- Work instructions -
A word-for-word restatement of the data is what is needed.

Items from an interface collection
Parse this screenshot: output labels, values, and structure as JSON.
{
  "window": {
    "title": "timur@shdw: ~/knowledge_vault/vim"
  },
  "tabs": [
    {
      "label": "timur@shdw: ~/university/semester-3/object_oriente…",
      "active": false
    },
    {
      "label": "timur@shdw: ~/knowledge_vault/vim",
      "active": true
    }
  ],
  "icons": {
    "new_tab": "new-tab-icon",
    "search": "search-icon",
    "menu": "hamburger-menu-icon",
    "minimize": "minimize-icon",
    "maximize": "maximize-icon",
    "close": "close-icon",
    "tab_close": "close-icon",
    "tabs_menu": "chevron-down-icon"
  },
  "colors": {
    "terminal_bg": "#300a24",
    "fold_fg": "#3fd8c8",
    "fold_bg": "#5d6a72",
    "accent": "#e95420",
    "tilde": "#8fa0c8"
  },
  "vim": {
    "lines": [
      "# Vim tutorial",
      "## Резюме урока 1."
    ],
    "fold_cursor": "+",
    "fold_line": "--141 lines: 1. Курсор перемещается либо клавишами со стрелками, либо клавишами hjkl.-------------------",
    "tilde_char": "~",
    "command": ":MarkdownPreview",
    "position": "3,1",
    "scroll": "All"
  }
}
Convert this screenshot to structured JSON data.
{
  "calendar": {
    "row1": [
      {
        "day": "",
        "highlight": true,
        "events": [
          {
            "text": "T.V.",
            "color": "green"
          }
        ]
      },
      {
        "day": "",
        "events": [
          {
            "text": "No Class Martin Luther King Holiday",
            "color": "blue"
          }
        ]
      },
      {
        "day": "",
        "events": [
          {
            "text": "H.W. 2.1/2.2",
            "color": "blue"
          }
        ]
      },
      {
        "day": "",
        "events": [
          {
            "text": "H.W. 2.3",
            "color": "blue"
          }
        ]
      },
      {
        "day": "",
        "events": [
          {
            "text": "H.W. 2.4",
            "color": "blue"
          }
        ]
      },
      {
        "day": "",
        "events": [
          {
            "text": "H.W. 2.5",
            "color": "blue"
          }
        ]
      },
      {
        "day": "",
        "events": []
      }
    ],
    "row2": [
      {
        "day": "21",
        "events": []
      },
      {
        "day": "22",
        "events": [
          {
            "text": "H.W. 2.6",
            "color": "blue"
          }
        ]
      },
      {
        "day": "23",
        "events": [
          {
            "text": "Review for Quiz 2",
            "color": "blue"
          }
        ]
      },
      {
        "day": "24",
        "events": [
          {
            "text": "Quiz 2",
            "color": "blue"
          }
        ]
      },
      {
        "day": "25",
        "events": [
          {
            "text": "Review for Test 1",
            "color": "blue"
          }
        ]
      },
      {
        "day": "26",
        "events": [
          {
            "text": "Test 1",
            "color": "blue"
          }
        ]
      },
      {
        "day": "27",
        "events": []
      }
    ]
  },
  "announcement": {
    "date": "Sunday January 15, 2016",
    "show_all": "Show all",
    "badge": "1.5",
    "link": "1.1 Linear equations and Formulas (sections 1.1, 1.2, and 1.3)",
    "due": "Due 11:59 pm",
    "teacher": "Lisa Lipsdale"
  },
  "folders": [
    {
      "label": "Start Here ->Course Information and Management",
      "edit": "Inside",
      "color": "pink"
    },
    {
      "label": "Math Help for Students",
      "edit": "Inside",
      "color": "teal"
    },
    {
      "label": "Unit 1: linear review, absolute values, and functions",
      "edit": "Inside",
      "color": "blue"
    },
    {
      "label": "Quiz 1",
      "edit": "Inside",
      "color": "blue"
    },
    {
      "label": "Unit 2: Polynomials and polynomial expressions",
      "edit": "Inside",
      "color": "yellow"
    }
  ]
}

- Solved problem -
Parse this screenshot: output labels, values, and structure as JSON.
{
  "window": {
    "title": "timur@shdw: ~/knowledge_vault/vim"
  },
  "tabs": [
    {
      "label": "timur@shdw: ~/university/semester-3/object_oriente…",
      "active": false
    },
    {
      "label": "timur@shdw: ~/knowledge_vault/vim",
      "active": true
    }
  ],
  "icons": {
    "new_tab": "new-tab-icon",
    "search": "search-icon",
    "menu": "hamburger-menu-icon",
    "minimize": "minimize-icon",
    "maximize": "maximize-icon",
    "close": "close-icon",
    "tab_close": "close-icon",
    "tabs_menu": "chevron-down-icon"
  },
  "colors": {
    "terminal_bg": "#300a24",
    "fold_fg": "#3fd8c8",
    "fold_bg": "#5d6a72",
    "accent": "#e95420",
    "tilde": "#8fa0c8"
  },
  "vim": {
    "lines": [
      "# Vim tutorial",
      "## Резюме урока 1."
    ],
    "fold_cursor": "+",
    "fold_line": "--141 lines: 1. Курсор перемещается либо клавишами со стрелками, либо клавишами hjkl.-------------------",
    "tilde_char": "~",
    "command": ":MarkdownPreview",
    "position": "3,1",
    "scroll": "All"
  }
}
Convert this screenshot to structured JSON data.
{
  "calendar": {
    "row1": [
      {
        "day": "",
        "highlight": true,
        "events": [
          {
            "text": "T.V.",
            "color": "green"
          }
        ]
      },
      {
        "day": "",
        "events": [
          {
            "text": "No Class Martin Luther King Holiday",
            "color": "blue"
          }
        ]
      },
      {
        "day": "",
        "events": [
          {
            "text": "H.W. 2.1/2.2",
            "color": "blue"
          }
        ]
      },
      {
        "day": "",
        "events": [
          {
            "text": "H.W. 2.3",
            "color": "blue"
          }
        ]
      },
      {
        "day": "",
        "events": [
          {
            "text": "H.W. 2.4",
            "color": "blue"
          }
        ]
      },
      {
        "day": "",
        "events": [
          {
            "text": "H.W. 2.5",
            "color": "blue"
          }
        ]
      },
      {
        "day": "",
        "events": []
      }
    ],
    "row2": [
      {
        "day": "21",
        "events": []
      },
      {
        "day": "22",
        "events": [
          {
            "text": "H.W. 2.6",
            "color": "blue"
          }
        ]
      },
      {
        "day": "23",
        "events": [
          {
            "text": "Review for Quiz 2",
            "color": "blue"
          }
        ]
      },
      {
        "day": "24",
        "events": [
          {
            "text": "Quiz 2",
            "color": "blue"
          }
        ]
      },
      {
        "day": "25",
        "events": [
          {
            "text": "Review for Test 1",
            "color": "blue"
          }
        ]
      },
      {
        "day": "26",
        "events": [
          {
            "text": "Test 1",
            "color": "blue"
          }
        ]
      },
      {
        "day": "27",
        "events": []
      }
    ]
  },
  "announcement": {
    "date": "Sunday January 15, 2016",
    "show_all": "Show all",
    "badge": "1.5",
    "link": "1.1 Linear equations and Formulas (sections 1.1, 1.2, and 1.3)",
    "due": "Due 11:59 pm",
    "teacher": "Lisa Lipsdale"
  },
  "folders": [
    {
      "label": "Start Here ->Course Information and Management",
      "edit": "Inside",
      "color": "pink"
    },
    {
      "label": "Math Help for Students",
      "edit": "Inside",
      "color": "teal"
    },
    {
      "label": "Unit 1: linear review, absolute values, and functions",
      "edit": "Inside",
      "color": "blue"
    },
    {
      "label": "Quiz 1",
      "edit": "Inside",
      "color": "blue"
    },
    {
      "label": "Unit 2: Polynomials and polynomial expressions",
      "edit": "Inside",
      "color": "yellow"
    }
  ]
}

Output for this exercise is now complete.